**YOUR INSTRUCTIONS:** Report every line of the records that contains the word "https".

##########

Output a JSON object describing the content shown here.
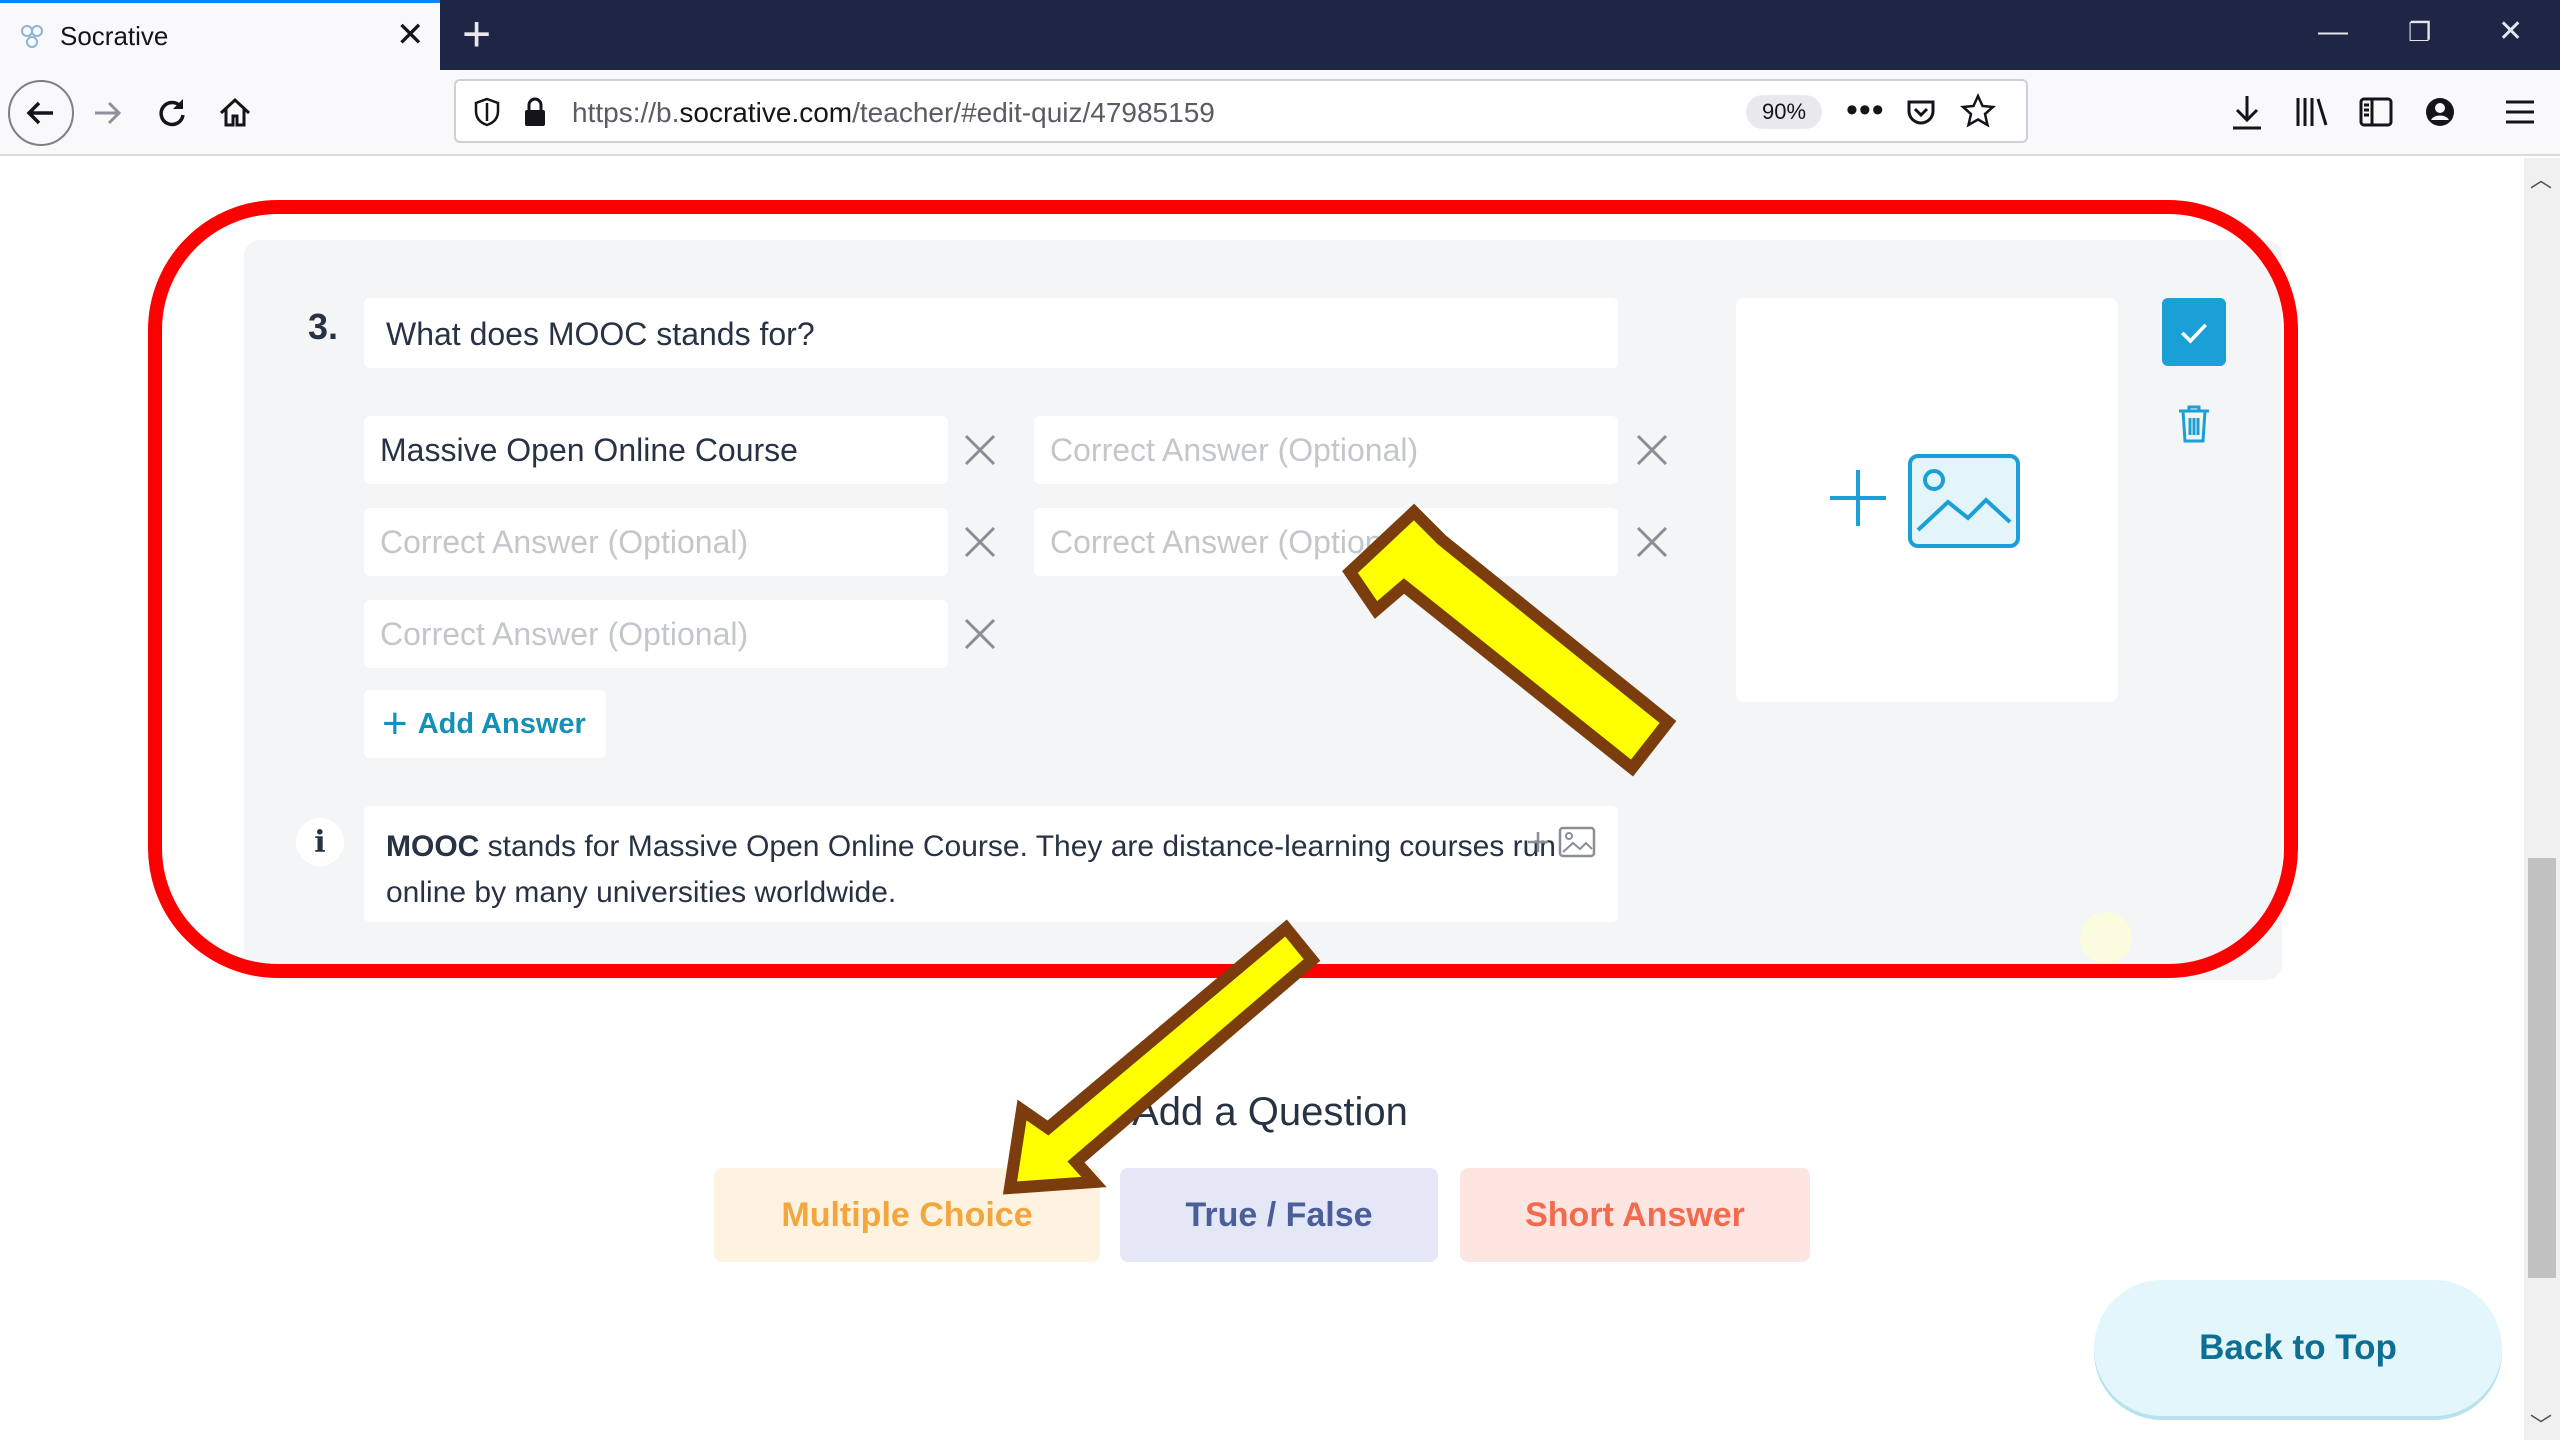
{
  "browser": {
    "tab_title": "Socrative",
    "url_prefix": "https://b.",
    "url_domain": "socrative.com",
    "url_path": "/teacher/#edit-quiz/47985159",
    "zoom": "90%"
  },
  "question": {
    "number": "3.",
    "text": "What does MOOC stands for?",
    "answers": [
      {
        "value": "Massive Open Online Course",
        "placeholder": "Correct Answer (Optional)"
      },
      {
        "value": "",
        "placeholder": "Correct Answer (Optional)"
      },
      {
        "value": "",
        "placeholder": "Correct Answer (Optional)"
      },
      {
        "value": "",
        "placeholder": "Correct Answer (Optional)"
      },
      {
        "value": "",
        "placeholder": "Correct Answer (Optional)"
      }
    ],
    "add_answer_label": "Add Answer",
    "explanation_bold": "MOOC",
    "explanation_rest": " stands for Massive Open Online Course. They are distance-learning courses run online by many universities worldwide."
  },
  "add_question": {
    "title": "Add a Question",
    "multiple_choice": "Multiple Choice",
    "true_false": "True / False",
    "short_answer": "Short Answer"
  },
  "back_to_top": "Back to Top",
  "colors": {
    "accent": "#1a9fd6",
    "annotation_frame": "#ff0000",
    "annotation_arrow": "#ffff00",
    "annotation_arrow_outline": "#7b3c0e"
  }
}
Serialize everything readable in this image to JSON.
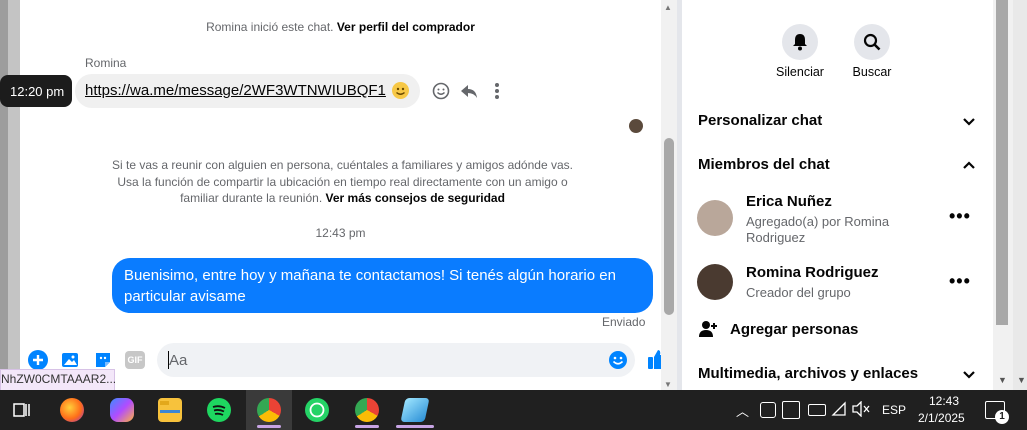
{
  "chat": {
    "system_started": "Romina inició este chat.",
    "system_link": "Ver perfil del comprador",
    "sender_name": "Romina",
    "time_tooltip": "12:20 pm",
    "incoming_message": "https://wa.me/message/2WF3WTNWIUBQF1",
    "safety_text": "Si te vas a reunir con alguien en persona, cuéntales a familiares y amigos adónde vas. Usa la función de compartir la ubicación en tiempo real directamente con un amigo o familiar durante la reunión.",
    "safety_link": "Ver más consejos de seguridad",
    "timestamp": "12:43 pm",
    "outgoing_message": "Buenisimo, entre hoy y mañana te contactamos! Si tenés algún horario en particular avisame",
    "status": "Enviado",
    "composer_placeholder": "Aa",
    "url_tooltip": "NhZW0CMTAAAR2..."
  },
  "panel": {
    "mute_label": "Silenciar",
    "search_label": "Buscar",
    "customize_label": "Personalizar chat",
    "members_label": "Miembros del chat",
    "members": [
      {
        "name": "Erica Nuñez",
        "sub": "Agregado(a) por Romina Rodriguez"
      },
      {
        "name": "Romina Rodriguez",
        "sub": "Creador del grupo"
      }
    ],
    "add_people_label": "Agregar personas",
    "media_label": "Multimedia, archivos y enlaces"
  },
  "taskbar": {
    "language": "ESP",
    "time": "12:43",
    "date": "2/1/2025",
    "notification_count": "1"
  },
  "colors": {
    "accent": "#0084ff",
    "outgoing_bubble": "#0a7cff",
    "incoming_bubble": "#f0f0f0",
    "taskbar": "#202020"
  }
}
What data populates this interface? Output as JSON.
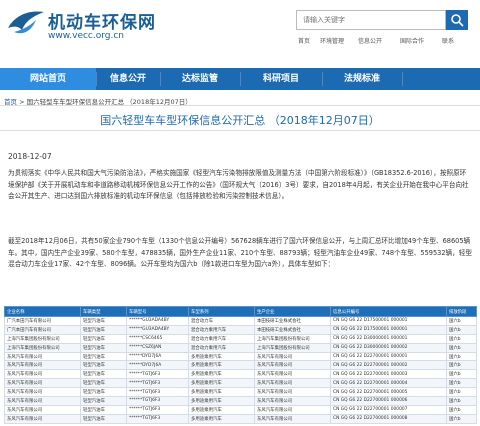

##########

**WRITTEN REPLY:**
    "url_prefix": "https://b.",
    "incoming_message": "https://wa.me/message/2WF3WTNWIUBQF1",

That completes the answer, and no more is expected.